Dataset content:
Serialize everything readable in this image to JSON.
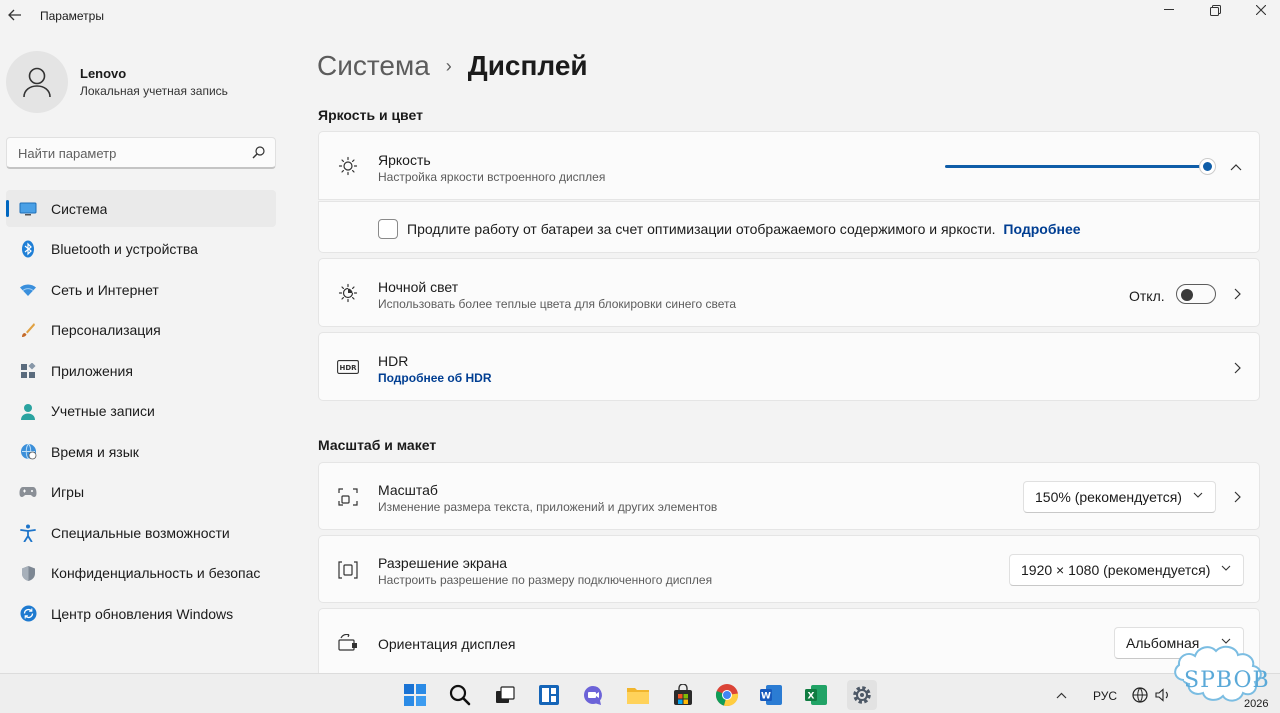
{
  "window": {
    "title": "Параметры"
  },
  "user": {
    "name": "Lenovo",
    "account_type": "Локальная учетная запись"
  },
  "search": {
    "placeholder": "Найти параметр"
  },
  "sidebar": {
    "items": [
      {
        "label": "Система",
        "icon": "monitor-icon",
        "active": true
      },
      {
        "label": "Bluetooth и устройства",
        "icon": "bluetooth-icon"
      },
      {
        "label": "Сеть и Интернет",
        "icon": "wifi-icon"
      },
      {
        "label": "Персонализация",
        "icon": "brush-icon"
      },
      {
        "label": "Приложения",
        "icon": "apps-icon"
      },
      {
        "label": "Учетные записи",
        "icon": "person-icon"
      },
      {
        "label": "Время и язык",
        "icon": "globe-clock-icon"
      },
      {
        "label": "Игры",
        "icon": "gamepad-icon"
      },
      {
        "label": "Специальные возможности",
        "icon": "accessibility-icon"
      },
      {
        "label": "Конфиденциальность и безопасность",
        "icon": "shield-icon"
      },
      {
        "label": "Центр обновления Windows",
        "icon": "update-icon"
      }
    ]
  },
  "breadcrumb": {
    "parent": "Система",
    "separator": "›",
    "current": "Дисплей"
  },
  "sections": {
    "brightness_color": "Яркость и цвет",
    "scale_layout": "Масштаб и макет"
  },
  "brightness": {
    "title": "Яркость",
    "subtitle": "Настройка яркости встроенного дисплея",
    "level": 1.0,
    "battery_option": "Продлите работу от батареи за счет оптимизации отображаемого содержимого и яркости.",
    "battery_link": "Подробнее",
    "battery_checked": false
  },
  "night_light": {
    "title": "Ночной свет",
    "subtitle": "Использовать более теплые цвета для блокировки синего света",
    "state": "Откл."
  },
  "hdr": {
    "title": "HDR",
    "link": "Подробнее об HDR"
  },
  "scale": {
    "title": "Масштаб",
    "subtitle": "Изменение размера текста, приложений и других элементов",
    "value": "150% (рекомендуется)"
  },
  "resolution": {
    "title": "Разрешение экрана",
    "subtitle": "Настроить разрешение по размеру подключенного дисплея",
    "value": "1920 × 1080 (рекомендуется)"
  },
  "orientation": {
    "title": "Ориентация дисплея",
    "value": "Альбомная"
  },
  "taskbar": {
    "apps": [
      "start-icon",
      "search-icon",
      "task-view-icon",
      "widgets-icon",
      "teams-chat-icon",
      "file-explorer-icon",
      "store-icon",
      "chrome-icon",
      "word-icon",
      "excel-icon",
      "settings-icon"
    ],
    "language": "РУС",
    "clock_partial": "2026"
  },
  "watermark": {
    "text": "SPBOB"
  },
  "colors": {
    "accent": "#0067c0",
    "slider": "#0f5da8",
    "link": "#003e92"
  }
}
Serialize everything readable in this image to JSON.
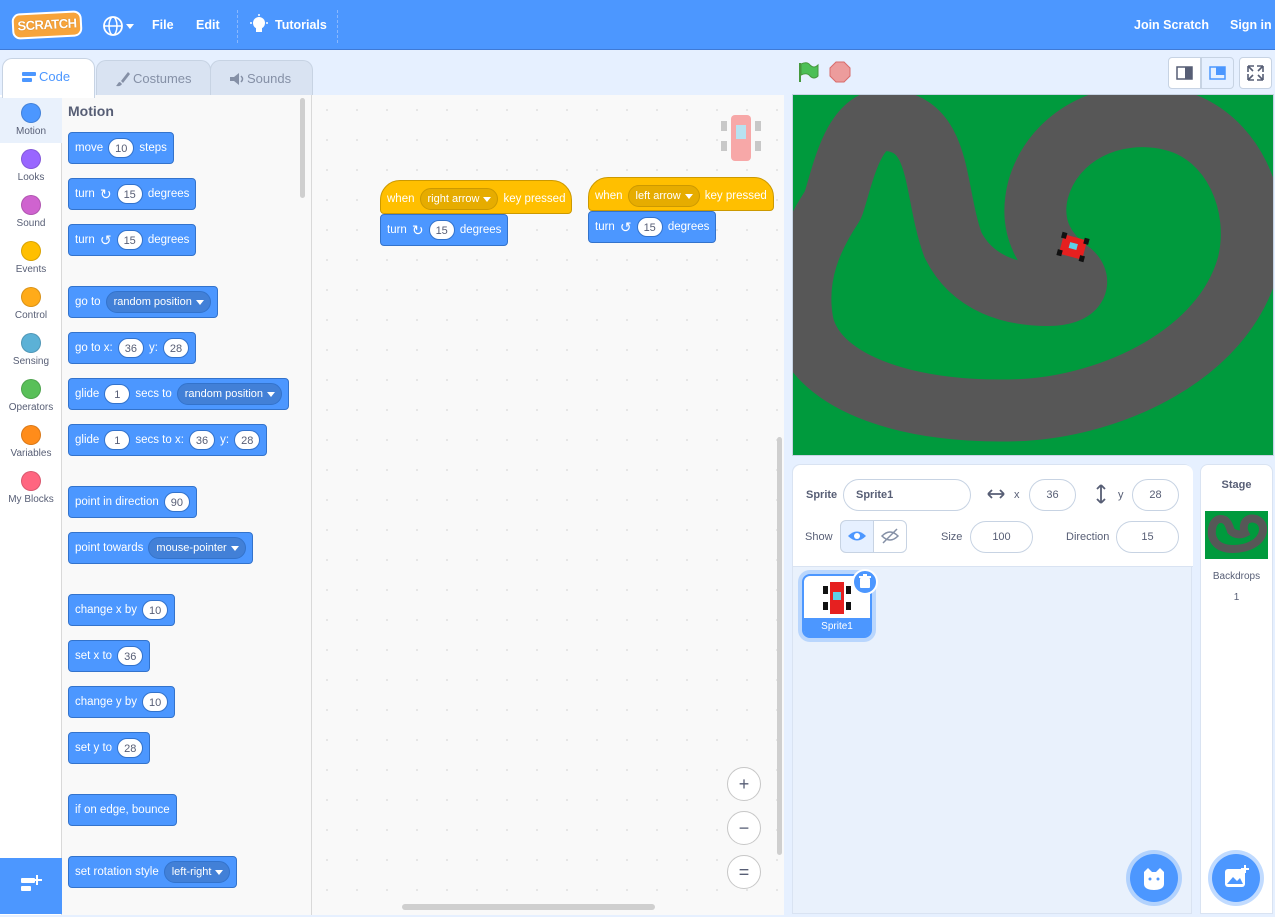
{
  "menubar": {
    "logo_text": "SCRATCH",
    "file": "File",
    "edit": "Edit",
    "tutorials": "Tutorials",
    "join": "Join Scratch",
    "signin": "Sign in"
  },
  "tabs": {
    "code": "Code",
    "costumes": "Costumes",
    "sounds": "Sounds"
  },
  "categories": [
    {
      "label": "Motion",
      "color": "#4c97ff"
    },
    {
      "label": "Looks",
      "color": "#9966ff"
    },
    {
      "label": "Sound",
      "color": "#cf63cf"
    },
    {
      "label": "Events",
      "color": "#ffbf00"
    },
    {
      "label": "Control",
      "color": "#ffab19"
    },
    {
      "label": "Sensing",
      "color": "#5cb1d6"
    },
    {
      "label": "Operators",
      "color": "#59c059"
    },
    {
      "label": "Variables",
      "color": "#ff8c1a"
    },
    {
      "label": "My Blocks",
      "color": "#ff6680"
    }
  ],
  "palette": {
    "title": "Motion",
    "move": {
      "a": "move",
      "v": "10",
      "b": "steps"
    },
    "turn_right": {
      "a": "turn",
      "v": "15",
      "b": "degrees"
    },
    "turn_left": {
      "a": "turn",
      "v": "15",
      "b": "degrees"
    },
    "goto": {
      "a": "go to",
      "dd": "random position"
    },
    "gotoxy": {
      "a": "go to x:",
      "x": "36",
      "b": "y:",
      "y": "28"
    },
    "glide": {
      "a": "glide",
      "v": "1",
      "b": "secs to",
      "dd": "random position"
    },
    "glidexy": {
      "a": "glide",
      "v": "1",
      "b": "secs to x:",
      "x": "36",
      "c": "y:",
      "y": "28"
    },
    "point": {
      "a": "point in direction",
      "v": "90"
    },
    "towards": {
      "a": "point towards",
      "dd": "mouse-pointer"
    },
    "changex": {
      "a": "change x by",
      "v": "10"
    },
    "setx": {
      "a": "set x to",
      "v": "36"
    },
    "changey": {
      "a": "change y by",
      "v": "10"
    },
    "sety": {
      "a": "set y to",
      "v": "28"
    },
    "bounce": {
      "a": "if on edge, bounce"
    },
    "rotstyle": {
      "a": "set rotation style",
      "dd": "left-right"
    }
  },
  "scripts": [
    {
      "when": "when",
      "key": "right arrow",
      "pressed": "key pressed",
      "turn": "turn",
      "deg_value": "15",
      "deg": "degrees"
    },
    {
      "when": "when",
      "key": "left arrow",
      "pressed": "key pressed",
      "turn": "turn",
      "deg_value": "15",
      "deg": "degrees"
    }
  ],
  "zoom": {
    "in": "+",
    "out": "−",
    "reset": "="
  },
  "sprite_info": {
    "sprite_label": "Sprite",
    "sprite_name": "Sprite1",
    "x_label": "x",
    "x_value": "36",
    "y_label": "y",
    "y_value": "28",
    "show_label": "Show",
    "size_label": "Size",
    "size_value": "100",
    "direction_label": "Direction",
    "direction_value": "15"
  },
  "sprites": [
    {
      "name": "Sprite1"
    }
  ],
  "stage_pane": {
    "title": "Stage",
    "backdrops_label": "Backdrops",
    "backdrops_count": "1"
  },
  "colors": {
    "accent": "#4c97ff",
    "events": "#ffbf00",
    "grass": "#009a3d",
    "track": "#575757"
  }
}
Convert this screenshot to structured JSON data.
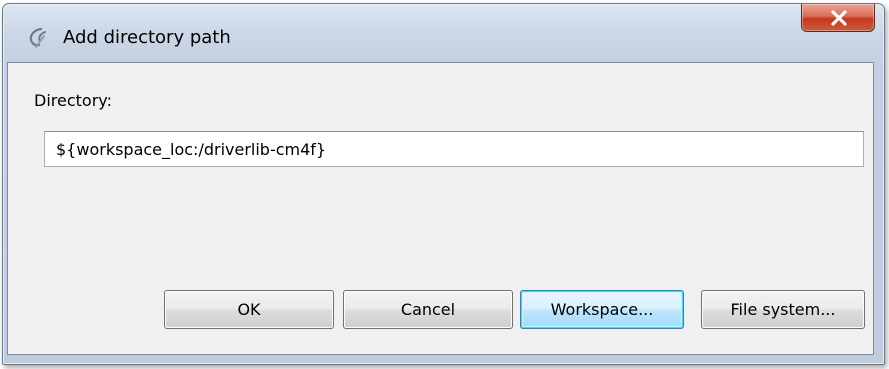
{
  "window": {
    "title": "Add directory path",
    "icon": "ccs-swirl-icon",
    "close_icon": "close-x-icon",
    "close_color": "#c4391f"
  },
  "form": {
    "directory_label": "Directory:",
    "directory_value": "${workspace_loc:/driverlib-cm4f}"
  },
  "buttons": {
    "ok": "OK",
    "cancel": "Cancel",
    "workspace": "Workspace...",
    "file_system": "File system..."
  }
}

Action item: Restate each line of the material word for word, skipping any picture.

Answer for this exercise:
Serialize everything readable in this image to JSON.
{
  "window": {
    "title": "Параметры"
  },
  "user": {
    "name": "Lenovo",
    "account_type": "Локальная учетная запись"
  },
  "search": {
    "placeholder": "Найти параметр"
  },
  "sidebar": {
    "items": [
      {
        "label": "Система",
        "icon": "monitor-icon",
        "active": true
      },
      {
        "label": "Bluetooth и устройства",
        "icon": "bluetooth-icon"
      },
      {
        "label": "Сеть и Интернет",
        "icon": "wifi-icon"
      },
      {
        "label": "Персонализация",
        "icon": "brush-icon"
      },
      {
        "label": "Приложения",
        "icon": "apps-icon"
      },
      {
        "label": "Учетные записи",
        "icon": "person-icon"
      },
      {
        "label": "Время и язык",
        "icon": "globe-clock-icon"
      },
      {
        "label": "Игры",
        "icon": "gamepad-icon"
      },
      {
        "label": "Специальные возможности",
        "icon": "accessibility-icon"
      },
      {
        "label": "Конфиденциальность и безопасность",
        "icon": "shield-icon"
      },
      {
        "label": "Центр обновления Windows",
        "icon": "update-icon"
      }
    ]
  },
  "breadcrumb": {
    "parent": "Система",
    "separator": "›",
    "current": "Дисплей"
  },
  "sections": {
    "brightness_color": "Яркость и цвет",
    "scale_layout": "Масштаб и макет"
  },
  "brightness": {
    "title": "Яркость",
    "subtitle": "Настройка яркости встроенного дисплея",
    "level": 1.0,
    "battery_option": "Продлите работу от батареи за счет оптимизации отображаемого содержимого и яркости.",
    "battery_link": "Подробнее",
    "battery_checked": false
  },
  "night_light": {
    "title": "Ночной свет",
    "subtitle": "Использовать более теплые цвета для блокировки синего света",
    "state": "Откл."
  },
  "hdr": {
    "title": "HDR",
    "link": "Подробнее об HDR"
  },
  "scale": {
    "title": "Масштаб",
    "subtitle": "Изменение размера текста, приложений и других элементов",
    "value": "150% (рекомендуется)"
  },
  "resolution": {
    "title": "Разрешение экрана",
    "subtitle": "Настроить разрешение по размеру подключенного дисплея",
    "value": "1920 × 1080 (рекомендуется)"
  },
  "orientation": {
    "title": "Ориентация дисплея",
    "value": "Альбомная"
  },
  "taskbar": {
    "apps": [
      "start-icon",
      "search-icon",
      "task-view-icon",
      "widgets-icon",
      "teams-chat-icon",
      "file-explorer-icon",
      "store-icon",
      "chrome-icon",
      "word-icon",
      "excel-icon",
      "settings-icon"
    ],
    "language": "РУС",
    "clock_partial": "2026"
  },
  "watermark": {
    "text": "SPBOB"
  },
  "colors": {
    "accent": "#0067c0",
    "slider": "#0f5da8",
    "link": "#003e92"
  }
}
Serialize everything readable in this image to JSON.
{
  "menubar": {
    "logo_text": "SCRATCH",
    "file": "File",
    "edit": "Edit",
    "tutorials": "Tutorials",
    "join": "Join Scratch",
    "signin": "Sign in"
  },
  "tabs": {
    "code": "Code",
    "costumes": "Costumes",
    "sounds": "Sounds"
  },
  "categories": [
    {
      "label": "Motion",
      "color": "#4c97ff"
    },
    {
      "label": "Looks",
      "color": "#9966ff"
    },
    {
      "label": "Sound",
      "color": "#cf63cf"
    },
    {
      "label": "Events",
      "color": "#ffbf00"
    },
    {
      "label": "Control",
      "color": "#ffab19"
    },
    {
      "label": "Sensing",
      "color": "#5cb1d6"
    },
    {
      "label": "Operators",
      "color": "#59c059"
    },
    {
      "label": "Variables",
      "color": "#ff8c1a"
    },
    {
      "label": "My Blocks",
      "color": "#ff6680"
    }
  ],
  "palette": {
    "title": "Motion",
    "move": {
      "a": "move",
      "v": "10",
      "b": "steps"
    },
    "turn_right": {
      "a": "turn",
      "v": "15",
      "b": "degrees"
    },
    "turn_left": {
      "a": "turn",
      "v": "15",
      "b": "degrees"
    },
    "goto": {
      "a": "go to",
      "dd": "random position"
    },
    "gotoxy": {
      "a": "go to x:",
      "x": "36",
      "b": "y:",
      "y": "28"
    },
    "glide": {
      "a": "glide",
      "v": "1",
      "b": "secs to",
      "dd": "random position"
    },
    "glidexy": {
      "a": "glide",
      "v": "1",
      "b": "secs to x:",
      "x": "36",
      "c": "y:",
      "y": "28"
    },
    "point": {
      "a": "point in direction",
      "v": "90"
    },
    "towards": {
      "a": "point towards",
      "dd": "mouse-pointer"
    },
    "changex": {
      "a": "change x by",
      "v": "10"
    },
    "setx": {
      "a": "set x to",
      "v": "36"
    },
    "changey": {
      "a": "change y by",
      "v": "10"
    },
    "sety": {
      "a": "set y to",
      "v": "28"
    },
    "bounce": {
      "a": "if on edge, bounce"
    },
    "rotstyle": {
      "a": "set rotation style",
      "dd": "left-right"
    }
  },
  "scripts": [
    {
      "when": "when",
      "key": "right arrow",
      "pressed": "key pressed",
      "turn": "turn",
      "deg_value": "15",
      "deg": "degrees"
    },
    {
      "when": "when",
      "key": "left arrow",
      "pressed": "key pressed",
      "turn": "turn",
      "deg_value": "15",
      "deg": "degrees"
    }
  ],
  "zoom": {
    "in": "+",
    "out": "−",
    "reset": "="
  },
  "sprite_info": {
    "sprite_label": "Sprite",
    "sprite_name": "Sprite1",
    "x_label": "x",
    "x_value": "36",
    "y_label": "y",
    "y_value": "28",
    "show_label": "Show",
    "size_label": "Size",
    "size_value": "100",
    "direction_label": "Direction",
    "direction_value": "15"
  },
  "sprites": [
    {
      "name": "Sprite1"
    }
  ],
  "stage_pane": {
    "title": "Stage",
    "backdrops_label": "Backdrops",
    "backdrops_count": "1"
  },
  "colors": {
    "accent": "#4c97ff",
    "events": "#ffbf00",
    "grass": "#009a3d",
    "track": "#575757"
  }
}
Convert this screenshot to structured JSON data.
{
  "window": {
    "title": "Add directory path",
    "icon": "ccs-swirl-icon",
    "close_icon": "close-x-icon",
    "close_color": "#c4391f"
  },
  "form": {
    "directory_label": "Directory:",
    "directory_value": "${workspace_loc:/driverlib-cm4f}"
  },
  "buttons": {
    "ok": "OK",
    "cancel": "Cancel",
    "workspace": "Workspace...",
    "file_system": "File system..."
  }
}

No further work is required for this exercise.